My washer went out last week. Done. Fini. Kaput. No hope for resurrection.
In talking to my wife about the kind of washing machine we needed to purchase she added, “Whatever washer we get, we also need to make sure that we buy the matching dryer.” Uh-oh. I knew I had just entered very sensitive territory. My spouse, in the name of aesthetics and her preternatural sense of consistency, was confident things would be better if we added a new dryer to our new washer.
The only problem was we already have a dryer…that works…just fine…really.
But we do have areas of the house that need addressing. For example, our oven doesn’t work, we have a kitchen drawer that has broken gliders, and the refrigerator is on its last legs. I shared with my wife that before we spent any money on something she wanted, it would be better to use that money for something we needed. Leading our household well dictated we make a strategic decision, not an emotional one. A new dryer, while making us feel good in the moment, would very likely cost us (literally) in the long run. Looking back I realized while it wasn’t a fun decision to make, it was an important one.

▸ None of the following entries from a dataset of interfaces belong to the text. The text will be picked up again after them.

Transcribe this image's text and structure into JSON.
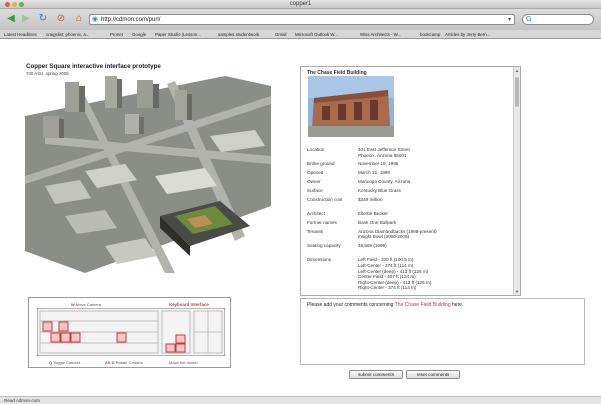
{
  "window": {
    "title": "copper1"
  },
  "toolbar": {
    "url": "http://cdmon.com/purl/"
  },
  "bookmarks": [
    "Latest Headlines",
    "craigslist: phoenix, a...",
    "Pronet",
    "Google",
    "Paper Studio (Lesson...",
    "samples.studentwork",
    "Gmail",
    "Microsoft Outlook W...",
    "Wiss Architects - W...",
    "bookcamp",
    "Articles by Jerry Bern..."
  ],
  "page": {
    "title": "Copper Square interactive interface prototype",
    "subtitle": "700 ASU, spring 2006"
  },
  "keyboard": {
    "title": "Keyboard Interface",
    "label_top": "Move Camera",
    "label_top_key": "W",
    "label_b1": "Toggle Camera",
    "label_b1_key": "Q",
    "label_b2": "Rotate Camera",
    "label_b2_key": "AS D",
    "label_b3": "Move the model"
  },
  "info": {
    "title": "The Chase Field Building",
    "facts": [
      {
        "label": "Location",
        "value": "401 East Jefferson Street\nPhoenix, Arizona 85001"
      },
      {
        "label": "Broke ground",
        "value": "November 16, 1995"
      },
      {
        "label": "Opened",
        "value": "March 31, 1998"
      },
      {
        "label": "Owner",
        "value": "Maricopa County, Arizona"
      },
      {
        "label": "Surface",
        "value": "Kentucky Blue Grass"
      },
      {
        "label": "Construction cost",
        "value": "$349 million"
      },
      {
        "label": "Architect",
        "value": "Ellerbe Becket"
      },
      {
        "label": "Former names",
        "value": "Bank One Ballpark"
      },
      {
        "label": "Tenants",
        "value": "Arizona Diamondbacks (1998-present)\nInsight Bowl (2000-2005)"
      },
      {
        "label": "Seating capacity",
        "value": "48,569 (1998)"
      },
      {
        "label": "Dimensions",
        "value": "Left Field - 330 ft (100.5 m)\nLeft-Center - 374 ft (114 m)\nLeft-Center (deep) - 413 ft (126 m)\nCenter Field - 407 ft (124 m)\nRight-Center (deep) - 413 ft (126 m)\nRight-Center - 374 ft (114 m)"
      }
    ]
  },
  "comments": {
    "prompt_start": "Please add your comments concerning",
    "prompt_building": "The Chase Field Building",
    "prompt_end": "here.",
    "value": ""
  },
  "buttons": {
    "submit": "submit comments",
    "reset": "reset comments"
  },
  "status": {
    "text": "Read cdmon.com"
  }
}
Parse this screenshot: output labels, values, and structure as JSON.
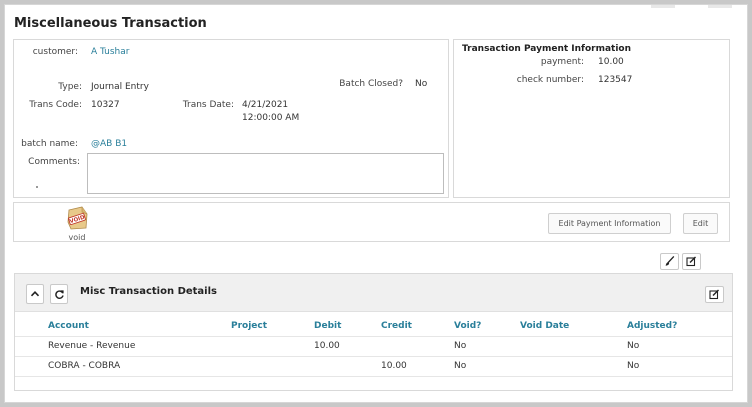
{
  "page": {
    "title": "Miscellaneous Transaction"
  },
  "transaction": {
    "customer_label": "customer:",
    "customer_value": "A Tushar",
    "type_label": "Type:",
    "type_value": "Journal Entry",
    "batch_closed_label": "Batch Closed?",
    "batch_closed_value": "No",
    "trans_code_label": "Trans Code:",
    "trans_code_value": "10327",
    "trans_date_label": "Trans Date:",
    "trans_date_value": "4/21/2021",
    "trans_time_value": "12:00:00 AM",
    "batch_name_label": "batch name:",
    "batch_name_value": "@AB B1",
    "comments_label": "Comments:",
    "comments_value": ""
  },
  "payment_info": {
    "title": "Transaction Payment Information",
    "payment_label": "payment:",
    "payment_value": "10.00",
    "check_number_label": "check number:",
    "check_number_value": "123547"
  },
  "actions": {
    "void_label": "void",
    "void_stamp": "VOID",
    "edit_payment_label": "Edit Payment Information",
    "edit_label": "Edit"
  },
  "details": {
    "title": "Misc Transaction Details",
    "columns": [
      "Account",
      "Project",
      "Debit",
      "Credit",
      "Void?",
      "Void Date",
      "Adjusted?"
    ],
    "rows": [
      {
        "account": "Revenue - Revenue",
        "project": "",
        "debit": "10.00",
        "credit": "",
        "void": "No",
        "void_date": "",
        "adjusted": "No"
      },
      {
        "account": "COBRA - COBRA",
        "project": "",
        "debit": "",
        "credit": "10.00",
        "void": "No",
        "void_date": "",
        "adjusted": "No"
      }
    ]
  },
  "icons": {
    "brush": "paintbrush-icon",
    "edit": "edit-icon",
    "collapse": "chevron-up-icon",
    "refresh": "refresh-icon"
  },
  "colors": {
    "accent": "#2a7f9a",
    "void_stamp": "#c0392b"
  }
}
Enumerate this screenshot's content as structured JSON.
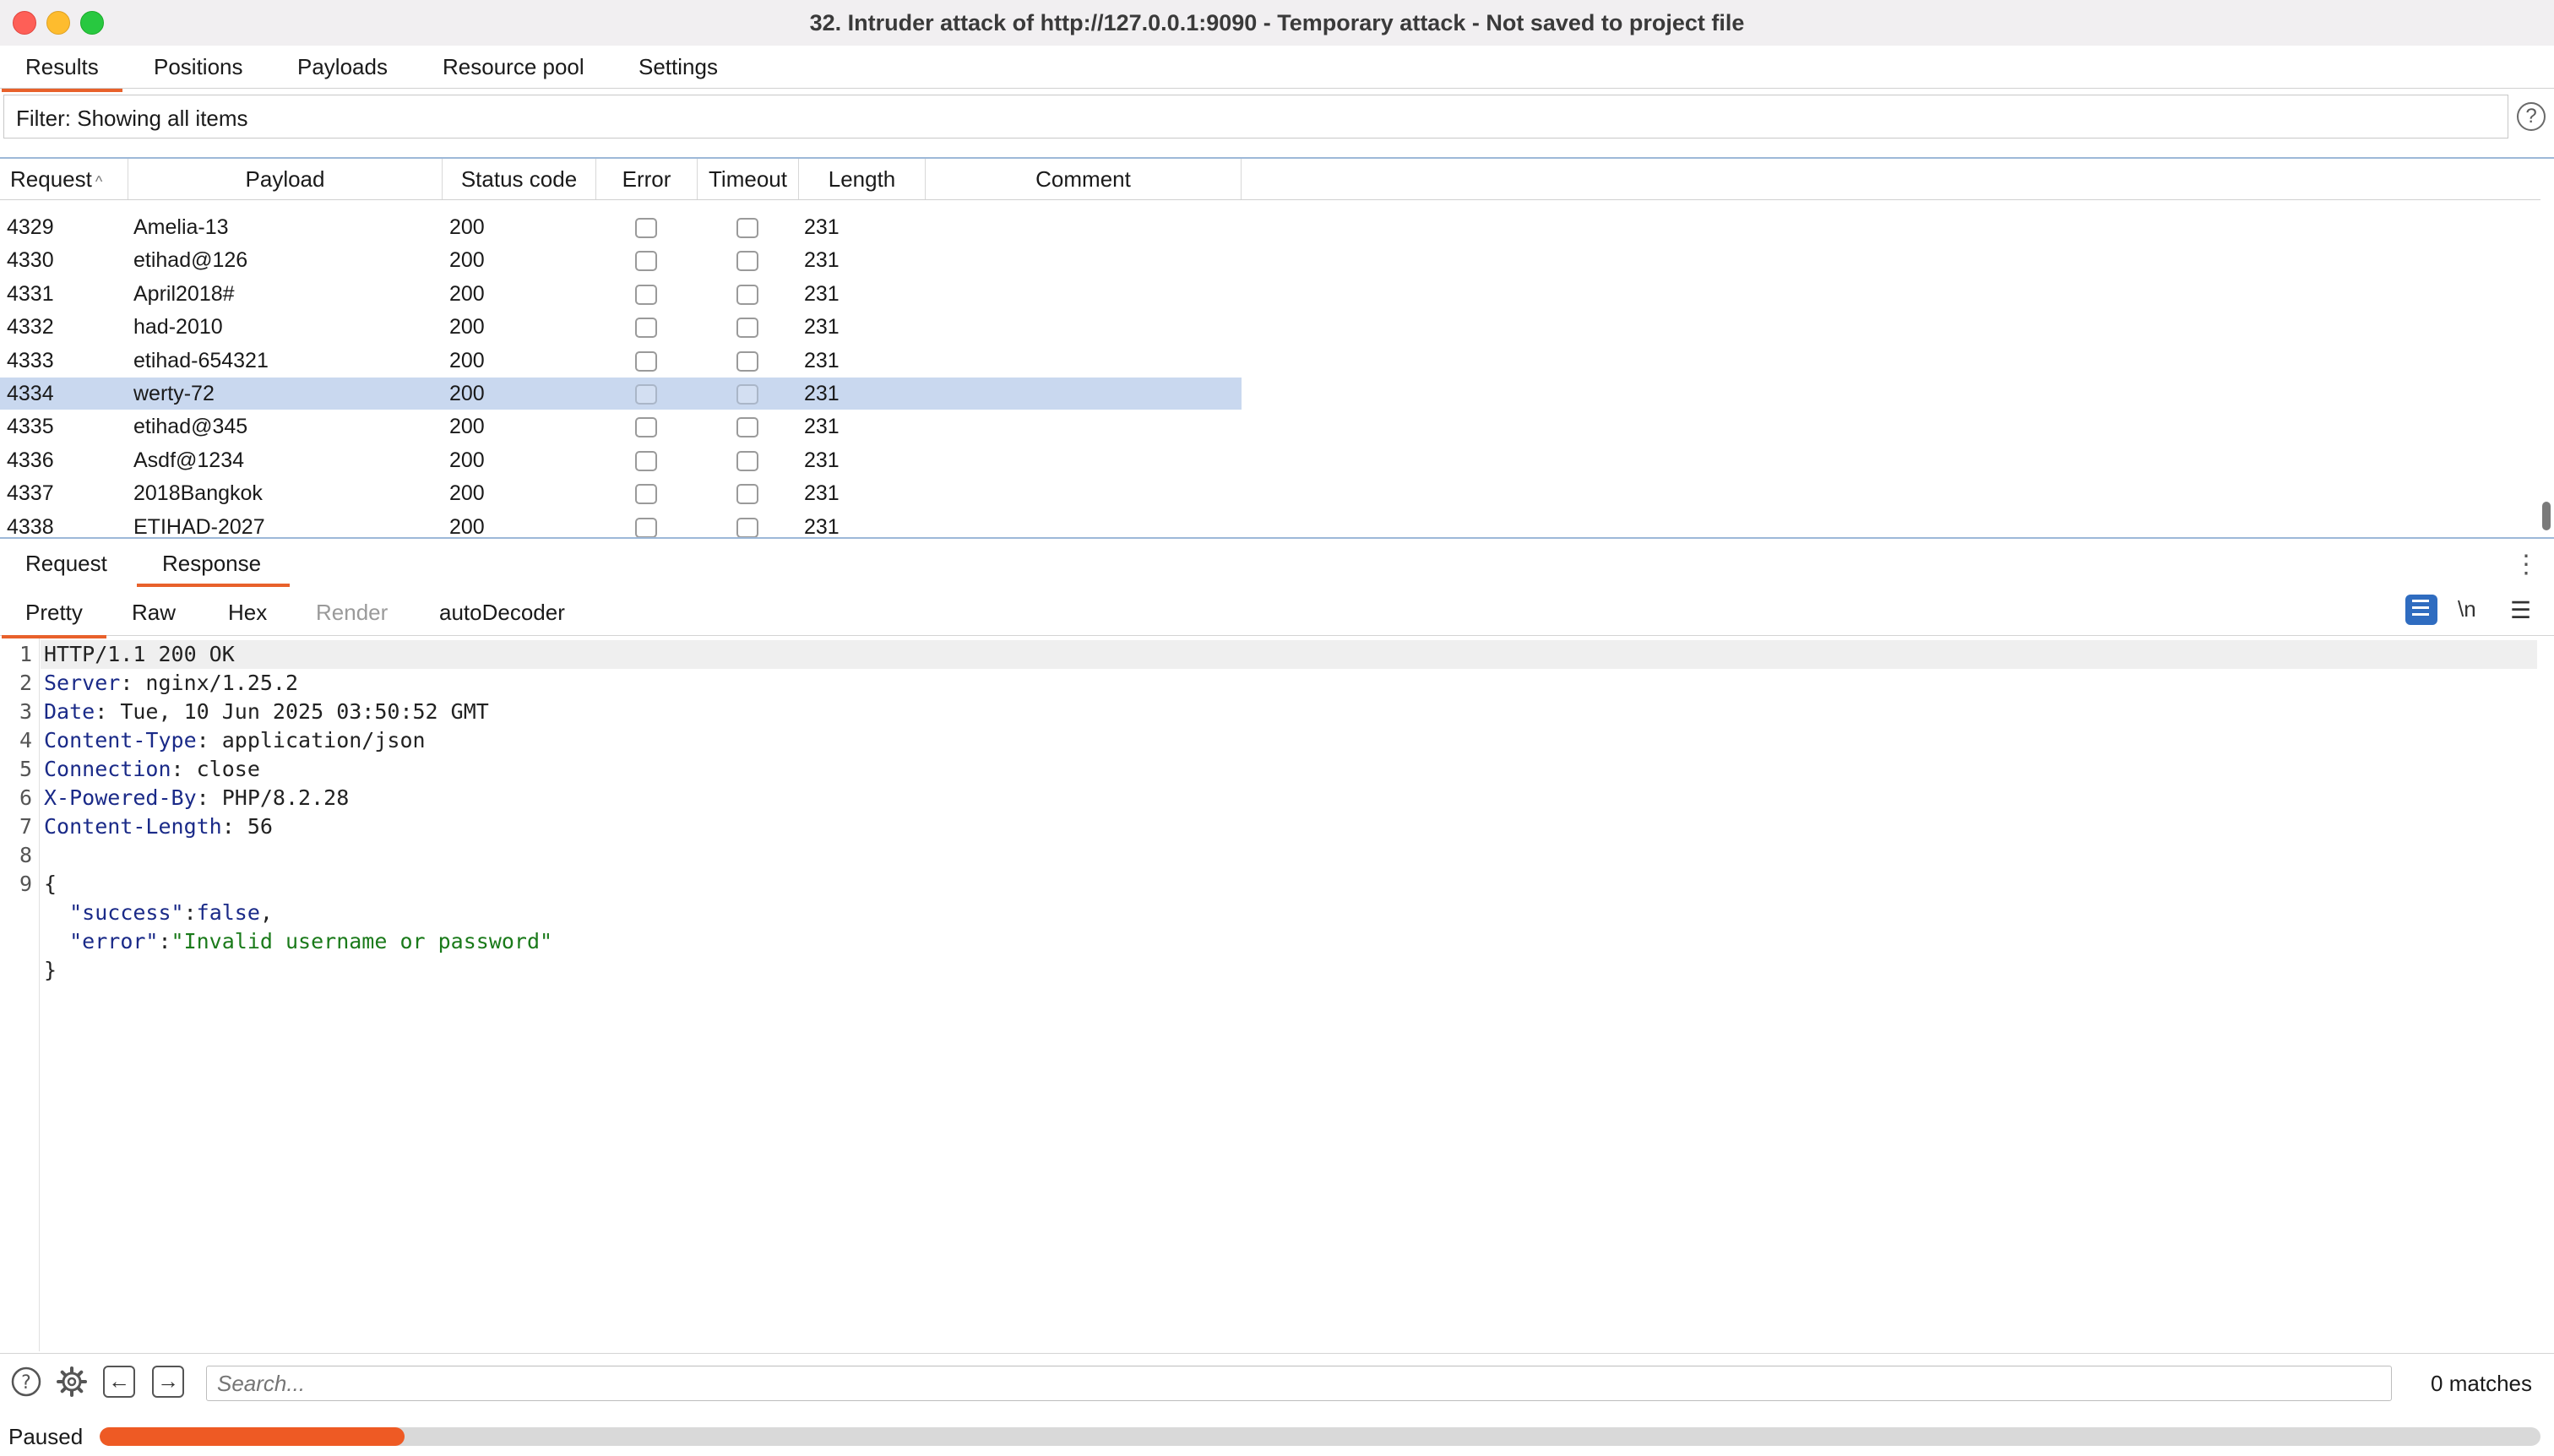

What is true for leading the home is true for leading the church. We are called to make strategic decisions over emotional ones.
- Don’t hire friends on staff if you know better candidates for the role.
- Don’t avoid confronting a congregant who is creating dissension in the church.
- Don’t start a ministry just because a handful of people really want it (and you really like them).
- Do develop a process for pastoral care instead of personally dropping everything each time a need arises.
- Do give away authority and responsibilities to others so everything doesn’t have to revolve around you.
- Do raise the standard for leadership in the church instead of letting anyone who wants to lead, lead.
These strategic decisions may not be fun to make in the moment. Indeed, you might even shed tears or get into a fight because of it. But make no mistake, however strategic decisions cost you in the moment, they won’t match the cost you’ll pay in the long run by making emotional decisions. When things break down, run off course, or blow up on you and you don’t have the time, talent, or resources to get it fixed, turning around to see your wonderfully new dryer doing what your wonderfully old dryer did won’t be much of a consolation to your leadership, but a condemnation of it.
Leader, remind yourself of the places that you already have a dryer, and make the strategic decision over the emotional one.